You probably know Kartemquin Films for Hoop Dreams or, more recently, the beautiful and stirring Life Itself, which tells Roger Ebert’s life story. The Chicago-based documentary film center has more than 50 films to its name, and you can stream these award-winning docs and more for free as part of the not-for-profit’s 50th anniversary.
Free streaming started January 1 with Kartemquin’s first film, Home for Life (1966), which tells the story of two elderly people in their first month in an assisted-care home. You can stream a new Kartemquin documentary here each week, from Inquiring Nuns (1968) beginning January 8 (in which two young nuns wander Chicago asking people, “Are you happy?”) to new films like Raising Bertie at the end of 2016. Like Hoop Dreams, Raising Bertie is a long-term study conducted over many years of its subjects’ lives. This doc follows three young African-American men living in rural poverty as they finish high school and transition into adulthood. “It’s a beautiful looking film but quite heavy in terms of its content,” says Tim Horsburgh, director of communications and distribution for Kartemquin.

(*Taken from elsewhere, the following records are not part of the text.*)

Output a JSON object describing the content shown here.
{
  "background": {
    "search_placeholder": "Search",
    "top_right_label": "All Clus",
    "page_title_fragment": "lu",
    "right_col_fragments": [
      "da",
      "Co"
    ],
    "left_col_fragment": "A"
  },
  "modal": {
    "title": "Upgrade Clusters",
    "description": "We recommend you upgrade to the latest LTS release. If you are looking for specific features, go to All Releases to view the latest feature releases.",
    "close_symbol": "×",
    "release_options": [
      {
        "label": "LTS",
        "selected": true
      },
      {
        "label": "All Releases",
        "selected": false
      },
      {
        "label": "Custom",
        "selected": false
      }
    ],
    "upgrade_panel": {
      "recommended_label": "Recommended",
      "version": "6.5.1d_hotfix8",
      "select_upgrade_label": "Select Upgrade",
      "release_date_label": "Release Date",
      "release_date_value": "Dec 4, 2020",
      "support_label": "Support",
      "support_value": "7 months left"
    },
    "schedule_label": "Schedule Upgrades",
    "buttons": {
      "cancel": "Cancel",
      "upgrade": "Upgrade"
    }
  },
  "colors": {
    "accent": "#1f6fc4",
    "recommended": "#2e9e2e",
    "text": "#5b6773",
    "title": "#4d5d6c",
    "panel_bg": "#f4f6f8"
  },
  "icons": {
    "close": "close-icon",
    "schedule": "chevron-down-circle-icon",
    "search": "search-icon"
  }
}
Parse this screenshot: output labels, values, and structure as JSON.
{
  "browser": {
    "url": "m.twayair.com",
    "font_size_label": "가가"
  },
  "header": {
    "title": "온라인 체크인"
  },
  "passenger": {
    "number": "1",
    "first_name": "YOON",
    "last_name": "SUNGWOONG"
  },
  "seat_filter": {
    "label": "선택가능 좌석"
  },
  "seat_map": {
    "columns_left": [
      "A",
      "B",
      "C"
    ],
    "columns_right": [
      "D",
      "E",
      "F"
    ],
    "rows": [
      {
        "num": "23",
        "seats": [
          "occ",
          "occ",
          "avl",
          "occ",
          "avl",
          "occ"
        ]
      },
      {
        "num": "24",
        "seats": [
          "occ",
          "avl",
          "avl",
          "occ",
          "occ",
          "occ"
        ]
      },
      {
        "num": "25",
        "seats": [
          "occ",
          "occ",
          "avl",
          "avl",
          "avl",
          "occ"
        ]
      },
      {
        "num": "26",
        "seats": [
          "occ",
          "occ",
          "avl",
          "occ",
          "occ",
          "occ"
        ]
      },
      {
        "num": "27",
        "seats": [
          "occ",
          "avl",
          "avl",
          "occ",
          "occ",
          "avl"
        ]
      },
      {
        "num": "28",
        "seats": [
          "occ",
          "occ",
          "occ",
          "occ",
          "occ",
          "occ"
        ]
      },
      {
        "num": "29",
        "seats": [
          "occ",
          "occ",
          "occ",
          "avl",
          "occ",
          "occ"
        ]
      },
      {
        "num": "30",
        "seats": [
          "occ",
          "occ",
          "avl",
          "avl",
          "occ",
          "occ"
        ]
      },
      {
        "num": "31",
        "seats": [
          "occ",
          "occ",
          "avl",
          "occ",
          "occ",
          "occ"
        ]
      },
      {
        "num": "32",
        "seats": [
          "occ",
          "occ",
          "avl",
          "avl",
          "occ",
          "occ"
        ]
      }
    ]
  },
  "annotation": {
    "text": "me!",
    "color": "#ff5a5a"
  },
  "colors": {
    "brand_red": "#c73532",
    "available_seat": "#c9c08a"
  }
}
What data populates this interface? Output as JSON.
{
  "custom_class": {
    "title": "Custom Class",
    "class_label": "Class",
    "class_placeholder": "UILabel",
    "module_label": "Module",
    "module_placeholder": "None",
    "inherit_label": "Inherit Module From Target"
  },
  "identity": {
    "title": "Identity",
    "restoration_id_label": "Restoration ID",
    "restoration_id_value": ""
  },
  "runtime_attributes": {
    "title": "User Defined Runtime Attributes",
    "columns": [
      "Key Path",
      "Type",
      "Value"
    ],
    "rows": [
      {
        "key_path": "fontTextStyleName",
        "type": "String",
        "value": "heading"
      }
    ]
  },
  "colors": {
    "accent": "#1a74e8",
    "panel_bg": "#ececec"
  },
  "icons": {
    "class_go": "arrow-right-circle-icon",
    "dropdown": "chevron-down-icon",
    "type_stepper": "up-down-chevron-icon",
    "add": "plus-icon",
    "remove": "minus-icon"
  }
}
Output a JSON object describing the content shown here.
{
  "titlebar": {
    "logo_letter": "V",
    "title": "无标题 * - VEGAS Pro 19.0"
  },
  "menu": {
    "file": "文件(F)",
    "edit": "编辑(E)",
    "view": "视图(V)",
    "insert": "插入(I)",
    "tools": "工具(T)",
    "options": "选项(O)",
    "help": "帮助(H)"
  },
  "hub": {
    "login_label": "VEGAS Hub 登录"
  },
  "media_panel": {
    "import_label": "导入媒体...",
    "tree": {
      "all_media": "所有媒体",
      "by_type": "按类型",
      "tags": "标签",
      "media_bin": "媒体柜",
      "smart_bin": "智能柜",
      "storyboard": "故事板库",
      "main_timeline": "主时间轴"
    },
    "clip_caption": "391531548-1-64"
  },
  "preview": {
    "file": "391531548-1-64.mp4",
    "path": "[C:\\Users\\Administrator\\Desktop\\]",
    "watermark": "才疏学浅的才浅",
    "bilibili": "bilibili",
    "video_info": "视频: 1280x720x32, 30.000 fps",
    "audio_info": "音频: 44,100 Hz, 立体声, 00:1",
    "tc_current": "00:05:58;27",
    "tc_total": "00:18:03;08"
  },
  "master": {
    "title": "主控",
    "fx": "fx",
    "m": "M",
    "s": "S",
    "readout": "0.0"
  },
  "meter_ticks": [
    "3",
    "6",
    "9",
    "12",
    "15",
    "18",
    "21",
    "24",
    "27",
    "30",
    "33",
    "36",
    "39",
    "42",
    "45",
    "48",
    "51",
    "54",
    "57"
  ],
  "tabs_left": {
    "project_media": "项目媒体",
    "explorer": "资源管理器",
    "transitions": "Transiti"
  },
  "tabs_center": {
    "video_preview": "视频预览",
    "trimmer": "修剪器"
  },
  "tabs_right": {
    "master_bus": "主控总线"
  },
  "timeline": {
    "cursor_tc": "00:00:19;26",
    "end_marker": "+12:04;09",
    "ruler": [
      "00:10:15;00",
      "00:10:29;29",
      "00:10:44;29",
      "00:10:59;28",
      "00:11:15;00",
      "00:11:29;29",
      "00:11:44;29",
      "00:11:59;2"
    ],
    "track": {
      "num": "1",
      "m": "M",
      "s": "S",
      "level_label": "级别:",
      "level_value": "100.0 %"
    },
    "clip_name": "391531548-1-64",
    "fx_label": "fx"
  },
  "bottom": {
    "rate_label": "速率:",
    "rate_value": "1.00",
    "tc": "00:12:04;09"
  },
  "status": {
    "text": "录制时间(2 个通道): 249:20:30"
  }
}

Kartemquin will also celebrate its 50th anniversary with special events like a June gala and an upcoming art exhibit (May 20–August 20) of old photos, video and film equipment at Expo 72.